New York Times
April 2, 2005
The hardest place in the world to be an optimist is Africa.
Much of Africa is a mess, and no country more so than Robert Mugabe's Zimbabwe. The continent has been held back by everything from malaria to its nonsensical colonial boundaries, but the two biggest problems have been lousy leaders and lousy economic policies - and Zimbabwe epitomizes both.
What makes Robert Mugabe a worse oppressor of ordinary Zimbabweans than the white racist rulers who preceded him is not just the way he turned a breadbasket of Africa into a basket case in which half the population is undernourished. It's also the fact that he's refusing to let aid organizations provide food to most of his people. He prefers to let them starve.
In one western Zimbabwean village, I found a woman, Thandiwe Sibanda, who is trying desperately to keep her family alive. "I'm the only one left to care for the children," she said. "My husband died, along with his other wife."
So now she is trying to provide for her own four rail-thin children as well as the two children of the other wife (who presumably died of AIDS along with the husband - so Mrs. Sibanda will very likely die of it as well). "All we can eat is corn porridge," she said, "and there isn't nearly enough even of that."
Mrs. Sibanda is adopting the same survival strategies as nearly every other peasant family I spoke to - they are down to one or two meals a day. She pulled her children out of school last fall to save the $2.25 in annual school fees, as are many other families. Her daughter just had a baby a few days ago but has no milk to feed it. The infant may be the first to die.
Jealous Sansole, a member of Parliament who opposes Mr. Mugabe, told me that in his district, people are already beginning to die of hunger. I didn't see that, but malnutrition is probably speeding up deaths from malaria, diarrhea and certainly AIDS.
The only reason more haven't died is food aid. Mrs. Sibanda's village, for example, until recently received regular food distributions from the World Food Program and the Save the Children Federation.
But last year, President Mugabe declared that Zimbabwe did not need food assistance. This was a lie, but Mr. Mugabe ordered the World Food Program and the aid groups it works with to stop handing out food to the general population.
Some groups continued to distribute food that was in the pipeline, and I visited some villages that received food until January. But now the food aid has all ended. At an elementary school I visited, the principal said that three-quarters of the pupils could not afford breakfast and came to school hungry.
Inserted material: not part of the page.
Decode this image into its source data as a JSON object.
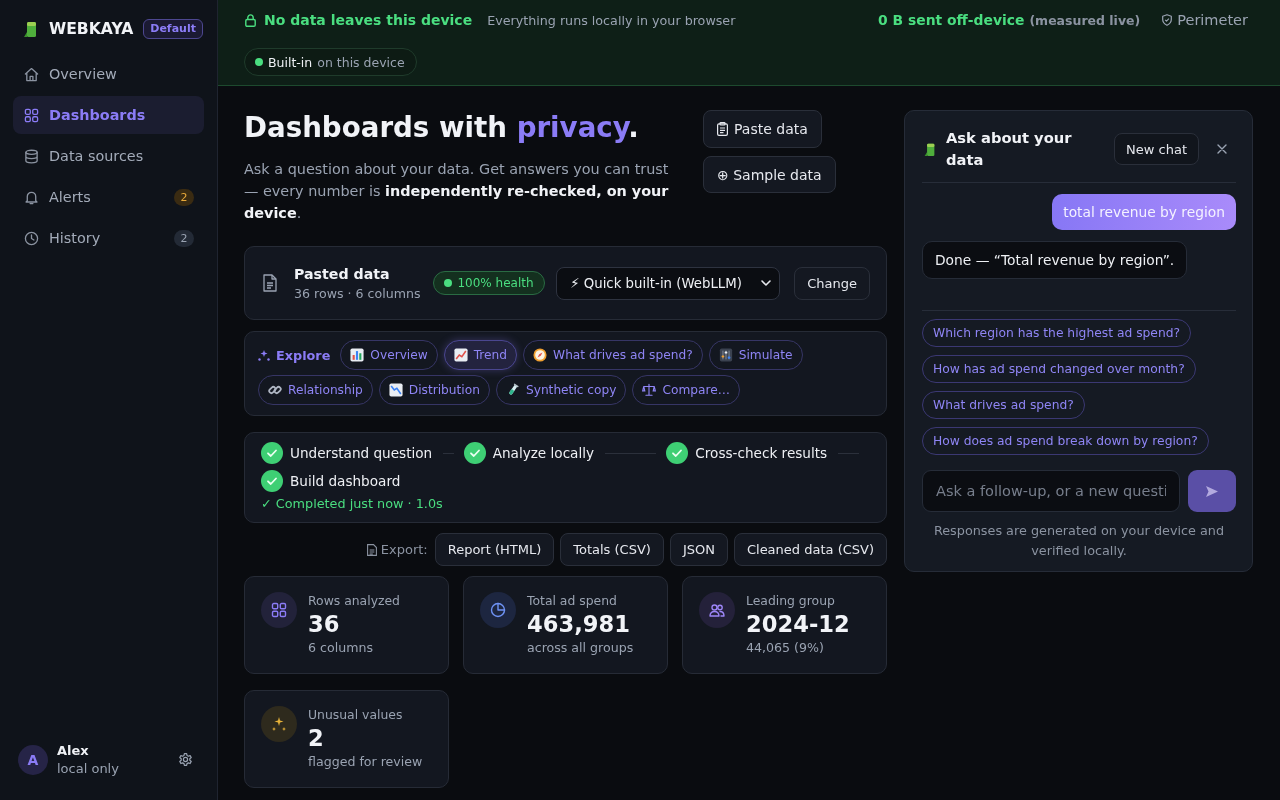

Along the border with Mozambique, poor families are marrying off their daughters at very young ages so they will no longer have to feed them.
If the old white regime here was deliberately starving its people, the world would be in an uproar. And while President Bush should be more forceful in opposing Mr. Mugabe's tyranny, it's the neighboring countries that are most shameful in looking the other way.
There's a liberal tendency in America to blame ourselves for Africa's problems, and surely there's far more that we should do to help. We should encourage trade, forgive debts, do research on tropical diseases and distribute mosquito nets that protect against malaria. But some problems, such as Mr. Mugabe, are homegrown and need local solutions, like an effort by South Africa to nudge him into retirement.
One of Africa's biggest problems is the perception that the entire continent is a hopeless cesspool of corruption and decline. Africa's leaders need to lead the way in pushing aside the clowns and thugs so their continent can be defined by its many successes - in Ghana, Mali, Cape Verde, Mauritius, Uganda and Botswana - rather than by the likes of Idi Amin, Emperor Bokassa and Robert Mugabe.
There's a twinkle of hope, for Nigeria and other West African countries have shown the gumption to denounce seizures of power in Togo and São Tomé. But South Africa is still allowing Mr. Mugabe to cast a pall over the entire continent out of deference for his past fight against white oppression.
Frankly, Zimbabweans have already suffered so much from racism over the last century that the last thing they need is excuses for Mr. Mugabe's misrule because of the color of his skin.